Latest Project Update May 2016: Thanks to our charity shop customers giving us their spare change, TRAID raised extra funding towards our day-centre project in Bangladesh which we spent on securing birth certificates for 120 children of garment workers. Now, they are official citizens of their country, they can use state schools and hospitals, and with proof of age, it will be much harder for early marriages to take place or for employers to hire under-age children. Four of the children in the centres – Napur aged 12, Taslima aged 12, Salena aged 13 and Sakil aged 11 – wrote and directed these fantastic stop motion animation films about why having a birth certificate is so important. Watch here. Previous Updates: Other exciting news is that of the 89 children in the day centres (aged 2 – 5 years old), 48 were enrolled in primary schools last year; and of the 132 older children attending the drop-in centres (aged 6 – 16 years old), 58 were enrolled in schools! This is exactly the outcome TRAID hoped to achieve when we began funding the project in 2013. These very poor women working as garment workers cannot afford to educate their children trapping the next generation in poverty. We’re helping them to break this cycle and as the films show so clearly, by enabling these children to create alternative futures for themselves.
The rapid expansion of the garment industry in Bangladesh has provided opportunities for women to earn a living; however, it has also had a seriously negative impact on their children.
Many Bangladeshi textile workers are single mothers who have migrated from rural areas looking for work. Lacking education and skills, they end up living in Dhaka’s slums which are areas of extreme poverty with limited access to clean water, sanitation or health care.
Very low wages (around £35 per month) forces mothers to leave young children (2 – 5 years) alone, or in the care of older siblings, putting them at risk of accidents, trafficking and sexual abuse. Extreme poverty also affects older children (6 – 16) who are forced into work, including illegal activities (often drug trafficking) or informal jobs in dangerous conditions to bring in more money.

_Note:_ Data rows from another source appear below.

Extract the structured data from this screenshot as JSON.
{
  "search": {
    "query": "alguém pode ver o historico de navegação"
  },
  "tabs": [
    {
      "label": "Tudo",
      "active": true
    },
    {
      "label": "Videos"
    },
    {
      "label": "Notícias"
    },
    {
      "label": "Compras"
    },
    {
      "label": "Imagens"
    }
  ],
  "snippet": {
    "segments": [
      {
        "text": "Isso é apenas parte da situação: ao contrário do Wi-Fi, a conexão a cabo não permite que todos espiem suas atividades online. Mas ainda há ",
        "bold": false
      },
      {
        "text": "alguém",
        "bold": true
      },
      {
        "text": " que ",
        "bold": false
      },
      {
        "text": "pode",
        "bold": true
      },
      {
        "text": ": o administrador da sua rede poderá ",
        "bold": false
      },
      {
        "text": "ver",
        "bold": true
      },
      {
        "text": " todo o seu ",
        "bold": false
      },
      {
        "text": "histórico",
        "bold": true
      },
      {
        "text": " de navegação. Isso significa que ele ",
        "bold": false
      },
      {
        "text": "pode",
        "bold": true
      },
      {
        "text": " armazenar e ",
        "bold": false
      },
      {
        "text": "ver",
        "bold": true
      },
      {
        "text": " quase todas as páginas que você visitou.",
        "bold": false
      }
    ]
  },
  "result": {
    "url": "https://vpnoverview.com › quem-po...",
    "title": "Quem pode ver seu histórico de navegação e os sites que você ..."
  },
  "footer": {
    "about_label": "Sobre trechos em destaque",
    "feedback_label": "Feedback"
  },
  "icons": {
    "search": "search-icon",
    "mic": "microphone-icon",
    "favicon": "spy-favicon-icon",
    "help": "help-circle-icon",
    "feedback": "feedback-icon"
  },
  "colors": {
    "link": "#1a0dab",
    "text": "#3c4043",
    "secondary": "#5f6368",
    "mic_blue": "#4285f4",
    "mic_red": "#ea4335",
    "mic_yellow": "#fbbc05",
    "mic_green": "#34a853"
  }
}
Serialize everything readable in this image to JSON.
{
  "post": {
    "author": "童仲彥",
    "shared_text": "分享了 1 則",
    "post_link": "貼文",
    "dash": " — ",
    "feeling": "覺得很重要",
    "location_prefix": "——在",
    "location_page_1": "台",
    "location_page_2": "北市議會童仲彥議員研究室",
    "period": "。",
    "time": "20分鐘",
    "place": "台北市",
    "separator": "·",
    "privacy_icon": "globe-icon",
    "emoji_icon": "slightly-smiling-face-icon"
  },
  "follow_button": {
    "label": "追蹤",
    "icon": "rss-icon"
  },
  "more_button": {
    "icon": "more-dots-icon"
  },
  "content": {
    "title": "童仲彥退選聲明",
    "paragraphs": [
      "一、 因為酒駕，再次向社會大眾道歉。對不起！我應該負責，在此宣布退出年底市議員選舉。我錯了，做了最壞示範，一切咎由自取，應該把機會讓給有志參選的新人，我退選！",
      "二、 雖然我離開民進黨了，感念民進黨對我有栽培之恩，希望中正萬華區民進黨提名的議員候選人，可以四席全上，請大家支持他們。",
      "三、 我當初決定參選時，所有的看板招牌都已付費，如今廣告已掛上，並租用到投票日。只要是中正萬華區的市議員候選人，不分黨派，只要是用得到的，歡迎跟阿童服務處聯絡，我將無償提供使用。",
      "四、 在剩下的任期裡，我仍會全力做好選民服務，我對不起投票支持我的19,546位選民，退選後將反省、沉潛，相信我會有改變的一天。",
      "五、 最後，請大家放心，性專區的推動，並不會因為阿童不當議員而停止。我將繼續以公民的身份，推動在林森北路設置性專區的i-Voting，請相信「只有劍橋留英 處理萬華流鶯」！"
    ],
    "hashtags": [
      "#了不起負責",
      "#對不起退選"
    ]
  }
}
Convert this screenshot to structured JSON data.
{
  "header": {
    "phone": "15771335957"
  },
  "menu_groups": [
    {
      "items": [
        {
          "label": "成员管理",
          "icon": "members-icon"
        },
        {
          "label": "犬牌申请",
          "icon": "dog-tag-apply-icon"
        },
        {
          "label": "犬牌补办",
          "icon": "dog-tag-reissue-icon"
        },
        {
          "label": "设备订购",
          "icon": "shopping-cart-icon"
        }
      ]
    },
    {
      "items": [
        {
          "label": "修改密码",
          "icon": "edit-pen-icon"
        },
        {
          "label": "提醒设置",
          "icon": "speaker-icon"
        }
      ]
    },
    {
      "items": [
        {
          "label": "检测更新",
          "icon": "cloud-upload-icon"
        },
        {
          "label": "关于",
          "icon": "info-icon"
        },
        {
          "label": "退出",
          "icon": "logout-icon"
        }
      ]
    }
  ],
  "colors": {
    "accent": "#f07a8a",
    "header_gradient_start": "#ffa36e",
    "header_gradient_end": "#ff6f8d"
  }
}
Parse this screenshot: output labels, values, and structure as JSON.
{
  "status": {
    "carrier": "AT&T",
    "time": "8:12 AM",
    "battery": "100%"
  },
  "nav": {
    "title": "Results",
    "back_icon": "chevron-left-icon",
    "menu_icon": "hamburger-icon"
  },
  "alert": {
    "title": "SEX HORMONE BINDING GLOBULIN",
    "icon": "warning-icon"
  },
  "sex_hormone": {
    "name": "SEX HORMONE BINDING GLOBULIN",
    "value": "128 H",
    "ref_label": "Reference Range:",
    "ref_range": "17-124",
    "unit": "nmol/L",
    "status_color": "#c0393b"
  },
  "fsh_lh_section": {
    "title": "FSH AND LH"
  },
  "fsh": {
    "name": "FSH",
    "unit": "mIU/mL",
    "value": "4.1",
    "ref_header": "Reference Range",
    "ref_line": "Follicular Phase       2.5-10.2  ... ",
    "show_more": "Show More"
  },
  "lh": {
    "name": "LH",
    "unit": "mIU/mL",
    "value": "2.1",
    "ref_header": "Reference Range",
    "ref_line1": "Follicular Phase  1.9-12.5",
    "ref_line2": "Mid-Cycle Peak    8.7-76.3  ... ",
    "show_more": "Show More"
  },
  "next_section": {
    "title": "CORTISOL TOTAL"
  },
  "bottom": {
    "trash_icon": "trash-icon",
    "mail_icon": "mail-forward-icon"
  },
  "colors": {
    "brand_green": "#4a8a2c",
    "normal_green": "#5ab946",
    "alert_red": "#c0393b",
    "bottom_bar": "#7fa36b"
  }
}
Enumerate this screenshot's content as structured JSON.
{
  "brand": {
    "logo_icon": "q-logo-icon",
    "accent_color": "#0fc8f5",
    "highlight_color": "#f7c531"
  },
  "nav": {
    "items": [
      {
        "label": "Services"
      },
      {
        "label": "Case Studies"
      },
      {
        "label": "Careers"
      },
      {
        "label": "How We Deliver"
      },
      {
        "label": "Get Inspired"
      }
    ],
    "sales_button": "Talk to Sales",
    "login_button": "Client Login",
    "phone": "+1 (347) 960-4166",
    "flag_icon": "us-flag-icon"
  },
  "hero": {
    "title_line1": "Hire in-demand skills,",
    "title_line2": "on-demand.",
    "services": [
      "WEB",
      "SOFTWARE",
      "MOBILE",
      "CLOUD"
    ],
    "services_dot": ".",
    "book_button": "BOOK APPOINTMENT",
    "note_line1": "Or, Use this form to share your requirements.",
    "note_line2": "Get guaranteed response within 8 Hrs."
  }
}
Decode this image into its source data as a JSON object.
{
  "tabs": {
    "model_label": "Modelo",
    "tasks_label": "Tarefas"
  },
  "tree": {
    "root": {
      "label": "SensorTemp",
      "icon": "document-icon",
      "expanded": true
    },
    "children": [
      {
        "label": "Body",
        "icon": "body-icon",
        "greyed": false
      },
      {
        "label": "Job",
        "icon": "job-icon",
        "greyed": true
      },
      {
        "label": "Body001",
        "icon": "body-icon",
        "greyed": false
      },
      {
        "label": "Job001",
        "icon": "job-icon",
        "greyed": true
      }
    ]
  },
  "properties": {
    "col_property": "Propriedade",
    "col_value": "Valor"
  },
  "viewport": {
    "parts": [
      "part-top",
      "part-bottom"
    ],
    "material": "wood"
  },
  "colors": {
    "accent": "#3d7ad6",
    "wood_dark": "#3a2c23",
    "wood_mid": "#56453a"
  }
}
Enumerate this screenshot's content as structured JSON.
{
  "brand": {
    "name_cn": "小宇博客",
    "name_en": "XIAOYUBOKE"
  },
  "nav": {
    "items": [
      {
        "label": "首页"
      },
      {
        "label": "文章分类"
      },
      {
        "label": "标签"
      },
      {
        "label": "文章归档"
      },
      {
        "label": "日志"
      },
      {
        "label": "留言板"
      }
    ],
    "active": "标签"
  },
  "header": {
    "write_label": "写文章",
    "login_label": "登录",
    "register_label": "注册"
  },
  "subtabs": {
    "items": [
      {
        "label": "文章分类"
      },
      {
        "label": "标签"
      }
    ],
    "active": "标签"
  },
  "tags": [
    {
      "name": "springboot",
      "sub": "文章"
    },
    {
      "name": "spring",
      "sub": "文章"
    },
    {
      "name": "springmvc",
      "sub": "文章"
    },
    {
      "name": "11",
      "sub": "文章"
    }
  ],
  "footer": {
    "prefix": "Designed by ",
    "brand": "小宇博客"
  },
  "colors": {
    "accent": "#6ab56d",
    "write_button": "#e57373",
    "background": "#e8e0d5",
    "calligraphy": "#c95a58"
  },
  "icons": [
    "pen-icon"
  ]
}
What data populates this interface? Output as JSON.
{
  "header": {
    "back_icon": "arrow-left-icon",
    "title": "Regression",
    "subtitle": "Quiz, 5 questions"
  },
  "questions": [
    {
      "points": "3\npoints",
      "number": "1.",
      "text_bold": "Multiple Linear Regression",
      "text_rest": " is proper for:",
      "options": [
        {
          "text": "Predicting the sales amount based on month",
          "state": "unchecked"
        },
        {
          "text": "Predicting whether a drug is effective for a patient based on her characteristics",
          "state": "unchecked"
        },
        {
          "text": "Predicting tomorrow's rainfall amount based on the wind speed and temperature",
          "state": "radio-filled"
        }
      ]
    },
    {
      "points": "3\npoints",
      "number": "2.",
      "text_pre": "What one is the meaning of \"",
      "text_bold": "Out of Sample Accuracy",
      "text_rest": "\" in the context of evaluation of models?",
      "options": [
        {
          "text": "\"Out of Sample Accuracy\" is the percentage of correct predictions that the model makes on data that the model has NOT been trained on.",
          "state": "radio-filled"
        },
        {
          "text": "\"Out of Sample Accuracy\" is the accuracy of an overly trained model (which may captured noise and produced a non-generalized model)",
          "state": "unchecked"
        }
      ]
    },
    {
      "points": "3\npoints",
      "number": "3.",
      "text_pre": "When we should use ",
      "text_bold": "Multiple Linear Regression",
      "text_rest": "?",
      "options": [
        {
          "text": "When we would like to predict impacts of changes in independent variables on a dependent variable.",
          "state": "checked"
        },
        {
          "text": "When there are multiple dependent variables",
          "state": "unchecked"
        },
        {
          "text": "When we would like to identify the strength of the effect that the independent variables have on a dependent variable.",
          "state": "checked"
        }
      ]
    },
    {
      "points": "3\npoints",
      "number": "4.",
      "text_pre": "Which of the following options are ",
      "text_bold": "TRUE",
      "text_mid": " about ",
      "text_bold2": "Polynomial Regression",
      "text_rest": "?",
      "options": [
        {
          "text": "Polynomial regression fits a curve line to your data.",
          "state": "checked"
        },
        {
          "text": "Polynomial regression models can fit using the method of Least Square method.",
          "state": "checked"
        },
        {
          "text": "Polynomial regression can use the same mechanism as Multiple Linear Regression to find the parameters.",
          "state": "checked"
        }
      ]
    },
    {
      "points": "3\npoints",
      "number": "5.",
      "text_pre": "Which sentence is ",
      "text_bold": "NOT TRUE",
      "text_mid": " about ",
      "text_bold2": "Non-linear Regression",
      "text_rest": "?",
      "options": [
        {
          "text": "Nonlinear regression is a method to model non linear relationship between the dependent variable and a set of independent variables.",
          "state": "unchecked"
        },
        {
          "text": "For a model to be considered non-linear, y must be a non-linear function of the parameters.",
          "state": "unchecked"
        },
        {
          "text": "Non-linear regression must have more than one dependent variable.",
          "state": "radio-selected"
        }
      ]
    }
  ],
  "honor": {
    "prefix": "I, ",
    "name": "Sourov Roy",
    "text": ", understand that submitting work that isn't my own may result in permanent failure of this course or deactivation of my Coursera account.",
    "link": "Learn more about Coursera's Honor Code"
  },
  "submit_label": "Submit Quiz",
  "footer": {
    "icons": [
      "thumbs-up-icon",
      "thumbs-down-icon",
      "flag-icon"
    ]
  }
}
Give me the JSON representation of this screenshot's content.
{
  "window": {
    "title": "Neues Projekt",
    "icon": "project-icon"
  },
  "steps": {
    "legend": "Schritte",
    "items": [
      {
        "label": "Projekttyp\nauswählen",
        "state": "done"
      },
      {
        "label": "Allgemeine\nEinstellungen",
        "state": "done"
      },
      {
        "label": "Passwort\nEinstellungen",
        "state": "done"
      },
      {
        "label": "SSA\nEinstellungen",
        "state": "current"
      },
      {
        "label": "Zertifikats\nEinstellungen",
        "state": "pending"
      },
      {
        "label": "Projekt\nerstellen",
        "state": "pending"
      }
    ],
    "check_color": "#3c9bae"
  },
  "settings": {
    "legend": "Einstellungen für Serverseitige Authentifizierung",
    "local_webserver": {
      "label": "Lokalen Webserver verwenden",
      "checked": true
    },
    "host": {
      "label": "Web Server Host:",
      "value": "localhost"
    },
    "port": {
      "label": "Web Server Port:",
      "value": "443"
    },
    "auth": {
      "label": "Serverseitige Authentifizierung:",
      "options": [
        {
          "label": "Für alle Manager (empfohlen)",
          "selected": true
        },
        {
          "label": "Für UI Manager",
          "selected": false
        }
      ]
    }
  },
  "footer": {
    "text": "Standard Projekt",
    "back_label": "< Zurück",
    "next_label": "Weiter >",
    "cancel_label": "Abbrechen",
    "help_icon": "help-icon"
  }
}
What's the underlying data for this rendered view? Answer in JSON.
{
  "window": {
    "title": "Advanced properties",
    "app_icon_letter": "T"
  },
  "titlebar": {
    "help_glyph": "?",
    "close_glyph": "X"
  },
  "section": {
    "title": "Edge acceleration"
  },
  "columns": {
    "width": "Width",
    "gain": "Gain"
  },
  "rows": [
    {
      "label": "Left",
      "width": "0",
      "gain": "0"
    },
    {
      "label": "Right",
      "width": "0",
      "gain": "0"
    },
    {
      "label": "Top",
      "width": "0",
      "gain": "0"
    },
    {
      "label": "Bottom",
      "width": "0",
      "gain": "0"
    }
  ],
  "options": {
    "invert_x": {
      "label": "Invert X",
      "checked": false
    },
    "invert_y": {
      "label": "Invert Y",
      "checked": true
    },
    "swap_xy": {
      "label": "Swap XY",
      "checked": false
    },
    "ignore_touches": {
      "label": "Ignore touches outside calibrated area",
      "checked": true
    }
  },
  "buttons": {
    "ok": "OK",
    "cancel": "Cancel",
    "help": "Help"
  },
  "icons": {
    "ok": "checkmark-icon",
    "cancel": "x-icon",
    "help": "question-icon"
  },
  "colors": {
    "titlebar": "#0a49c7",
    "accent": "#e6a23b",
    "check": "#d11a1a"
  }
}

TRAID is funding ChildHope UK and local partner Nagorik Uddyog to establish 4 centres where mothers can leave their children in a safe and stimulating environment. They will be located close to the garment factories and be open all day with lunch provided.
The centres provide quality day care and activities for 150 young children aged 2 – 5 years, and priority will be given to children at the most risk of violence and abuse. The centres aim to help children and their parents get into state run primary schools to continue their education. For 250 street and working children aged 6 – 16 years, the centres provide drop-in activities, skills training and basic education.
At the same time, mothers working in garment factories will be supported to lobby their employers for improved salaries and working conditions, including the introduction of crèches in the workplace. The project will run campaigns to highlight the problems faced by women in the garment making sector to raise awareness at government level for the need to expand government support for day-care and non-formal education facilities.
2015 Project Funding: TRAID is funding the centres for another year committing an additional £35,000 grant which will continue to provide day-care for younger children, and drop-in and educational services for older children of garment workers.